[What you have to do] Repeat each record exactly. Any picture gets left out.
============================================================
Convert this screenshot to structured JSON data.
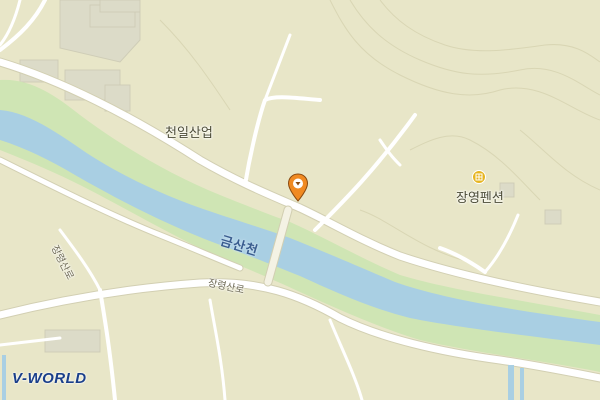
{
  "map": {
    "place_labels": {
      "company": "천일산업",
      "pension": "장영펜션"
    },
    "river_label": "금산천",
    "road_labels": {
      "diagonal": "장령산로",
      "lower": "장령산로"
    },
    "colors": {
      "land": "#e8e6c8",
      "river": "#a9cfe3",
      "riverbank": "#cfe5b4",
      "road": "#ffffff",
      "building": "#dcdbc8",
      "pin": "#f08a22",
      "poi": "#e6b520"
    },
    "icons": {
      "selected_location": "location-pin-icon",
      "pension_poi": "lodging-icon"
    }
  },
  "branding": {
    "logo_text": "V-WORLD"
  }
}
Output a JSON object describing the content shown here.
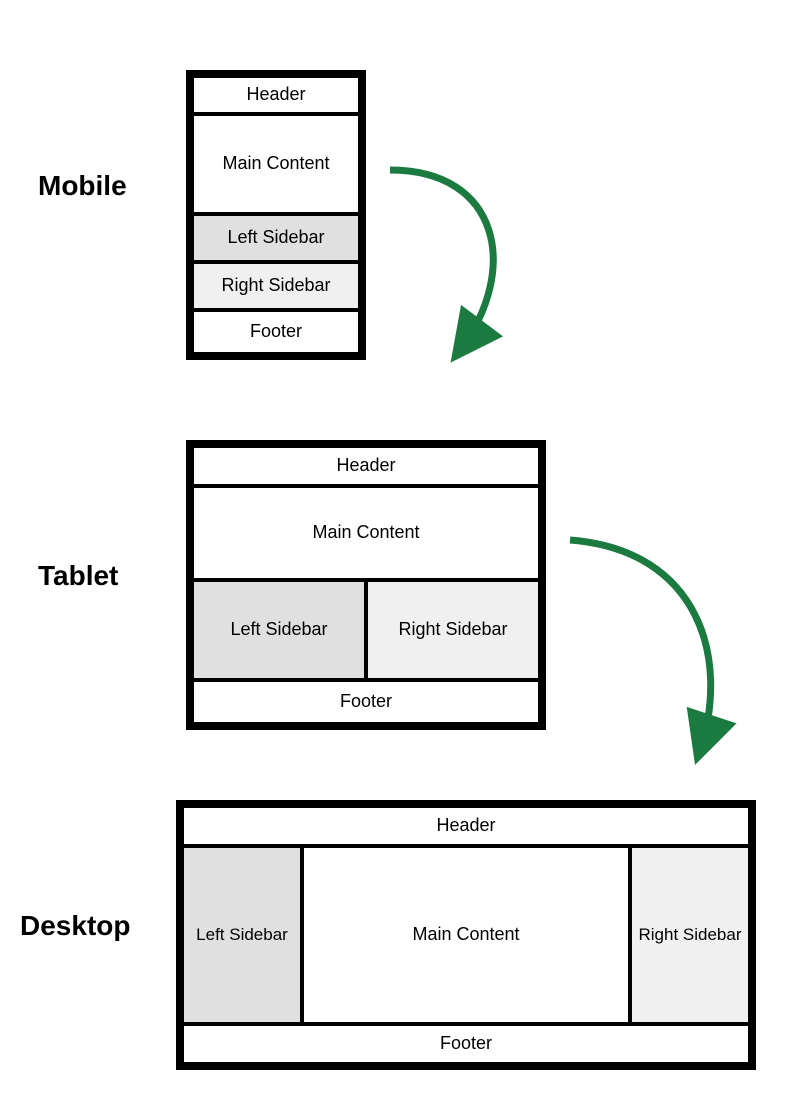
{
  "labels": {
    "mobile": "Mobile",
    "tablet": "Tablet",
    "desktop": "Desktop"
  },
  "regions": {
    "header": "Header",
    "main": "Main Content",
    "left": "Left Sidebar",
    "right": "Right Sidebar",
    "footer": "Footer"
  },
  "colors": {
    "arrow": "#1b7a3f",
    "border": "#000000",
    "shade1": "#e0e0e0",
    "shade2": "#f0f0f0"
  }
}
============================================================
[Exercise output]
Convert this screenshot to structured JSON data.
{
  "map": {
    "place_labels": {
      "company": "천일산업",
      "pension": "장영펜션"
    },
    "river_label": "금산천",
    "road_labels": {
      "diagonal": "장령산로",
      "lower": "장령산로"
    },
    "colors": {
      "land": "#e8e6c8",
      "river": "#a9cfe3",
      "riverbank": "#cfe5b4",
      "road": "#ffffff",
      "building": "#dcdbc8",
      "pin": "#f08a22",
      "poi": "#e6b520"
    },
    "icons": {
      "selected_location": "location-pin-icon",
      "pension_poi": "lodging-icon"
    }
  },
  "branding": {
    "logo_text": "V-WORLD"
  }
}
Output a JSON object describing the content shown here.
{
  "labels": {
    "mobile": "Mobile",
    "tablet": "Tablet",
    "desktop": "Desktop"
  },
  "regions": {
    "header": "Header",
    "main": "Main Content",
    "left": "Left Sidebar",
    "right": "Right Sidebar",
    "footer": "Footer"
  },
  "colors": {
    "arrow": "#1b7a3f",
    "border": "#000000",
    "shade1": "#e0e0e0",
    "shade2": "#f0f0f0"
  }
}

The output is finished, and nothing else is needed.